Provided data ::
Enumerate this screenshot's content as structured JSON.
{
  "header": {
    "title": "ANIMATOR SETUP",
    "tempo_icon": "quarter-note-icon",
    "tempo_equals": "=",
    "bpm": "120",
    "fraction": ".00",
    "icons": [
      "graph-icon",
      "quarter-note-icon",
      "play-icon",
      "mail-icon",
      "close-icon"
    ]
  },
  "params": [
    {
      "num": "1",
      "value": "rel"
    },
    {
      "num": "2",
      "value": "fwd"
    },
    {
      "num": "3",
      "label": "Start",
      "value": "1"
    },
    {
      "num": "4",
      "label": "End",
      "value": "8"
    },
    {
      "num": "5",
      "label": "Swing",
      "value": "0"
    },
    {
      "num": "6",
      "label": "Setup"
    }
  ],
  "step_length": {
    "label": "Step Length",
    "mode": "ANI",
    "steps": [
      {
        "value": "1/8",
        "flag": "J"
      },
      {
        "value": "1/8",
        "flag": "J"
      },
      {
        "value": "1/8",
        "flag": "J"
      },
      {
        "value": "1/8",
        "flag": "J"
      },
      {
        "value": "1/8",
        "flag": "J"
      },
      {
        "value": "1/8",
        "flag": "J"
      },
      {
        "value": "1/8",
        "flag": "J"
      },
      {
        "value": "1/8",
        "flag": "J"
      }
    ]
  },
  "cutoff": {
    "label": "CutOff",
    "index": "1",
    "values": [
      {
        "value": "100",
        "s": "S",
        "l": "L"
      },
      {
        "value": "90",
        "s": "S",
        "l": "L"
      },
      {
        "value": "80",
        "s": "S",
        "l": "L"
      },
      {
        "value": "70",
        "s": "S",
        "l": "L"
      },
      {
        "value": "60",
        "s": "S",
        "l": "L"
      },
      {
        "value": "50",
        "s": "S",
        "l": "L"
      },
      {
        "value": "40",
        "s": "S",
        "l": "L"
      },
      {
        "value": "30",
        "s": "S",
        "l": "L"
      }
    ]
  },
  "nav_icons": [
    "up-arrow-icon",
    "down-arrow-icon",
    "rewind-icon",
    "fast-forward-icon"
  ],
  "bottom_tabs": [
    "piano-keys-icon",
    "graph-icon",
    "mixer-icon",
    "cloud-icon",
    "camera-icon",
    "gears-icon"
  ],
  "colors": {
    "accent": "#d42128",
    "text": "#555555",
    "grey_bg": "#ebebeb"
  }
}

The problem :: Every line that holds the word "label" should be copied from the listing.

Worked solution ::
      "label": "Start",
      "label": "End",
      "label": "Swing",
      "label": "Setup"
    "label": "Step Length",
    "label": "CutOff",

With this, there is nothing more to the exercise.